Attorney General Jim Hood is looking to clamp down on price-gouging gas station owners who he feels may be taking advantage of consumers during hurricanes, The Sun Herald in Mississippi reported.
It’s against the law to take advantage of a state of emergency by hiking up prices, but Hood discovered before Gustav hit that some gas stations were getting around the law by raising prices ahead of the governor’s emergency declaration, the newspaper reported.
Gov. Haley Barbour declared a state of emergency last Thursday, in advance of Gustav’s landfall.
"We sent people out down there Wednesday," Hood said, "and we saw where prices shot up some places as much as 32 cents a gallon." Hood said his office has reviewed the laws and found no way to charge the offenders. “They anticipated the state of emergency coming in and they jacked their prices up.”

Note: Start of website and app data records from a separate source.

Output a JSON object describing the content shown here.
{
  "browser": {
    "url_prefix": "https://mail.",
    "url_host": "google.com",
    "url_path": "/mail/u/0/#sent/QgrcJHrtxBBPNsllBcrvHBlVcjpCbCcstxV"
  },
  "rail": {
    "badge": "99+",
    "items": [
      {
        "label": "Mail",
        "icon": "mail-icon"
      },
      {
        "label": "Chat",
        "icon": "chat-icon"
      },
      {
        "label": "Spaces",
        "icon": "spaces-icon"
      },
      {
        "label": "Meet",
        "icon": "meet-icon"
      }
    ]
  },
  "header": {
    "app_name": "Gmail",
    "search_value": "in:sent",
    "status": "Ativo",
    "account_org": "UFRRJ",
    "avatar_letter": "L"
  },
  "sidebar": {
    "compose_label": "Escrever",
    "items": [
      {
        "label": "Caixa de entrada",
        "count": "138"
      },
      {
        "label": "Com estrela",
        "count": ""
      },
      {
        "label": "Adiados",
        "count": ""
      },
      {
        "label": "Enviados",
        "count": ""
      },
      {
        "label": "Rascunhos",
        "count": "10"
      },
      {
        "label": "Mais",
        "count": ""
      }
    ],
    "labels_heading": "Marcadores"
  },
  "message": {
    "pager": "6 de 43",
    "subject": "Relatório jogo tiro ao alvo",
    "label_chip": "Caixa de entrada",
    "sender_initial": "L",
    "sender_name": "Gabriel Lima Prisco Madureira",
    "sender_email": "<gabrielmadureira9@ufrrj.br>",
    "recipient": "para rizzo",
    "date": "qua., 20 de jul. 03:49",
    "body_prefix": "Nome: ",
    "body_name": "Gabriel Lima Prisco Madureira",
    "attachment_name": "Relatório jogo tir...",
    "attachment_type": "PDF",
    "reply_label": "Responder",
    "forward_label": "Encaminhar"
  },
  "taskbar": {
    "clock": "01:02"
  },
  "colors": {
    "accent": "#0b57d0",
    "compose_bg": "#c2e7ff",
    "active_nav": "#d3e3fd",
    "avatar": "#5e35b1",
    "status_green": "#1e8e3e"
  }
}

As a result, the newspaper said, Hood plans to propose the same law his office proposed to the Legislature before Katrina, which would allow the Attorney General to declare a state of emergency only for the purpose of enforcing price-gouging laws and preserve the governor’s authority to declare the overall state of emergency needed to deploy resources, seek federal assistance, and streamline local government response.
The current law also limits price-gouging enforcement to counties covered by the emergency, which means business owners in other parts of the state can take advantage of evacuees. Hood has previously said a price-gouging state of emergency would apply statewide.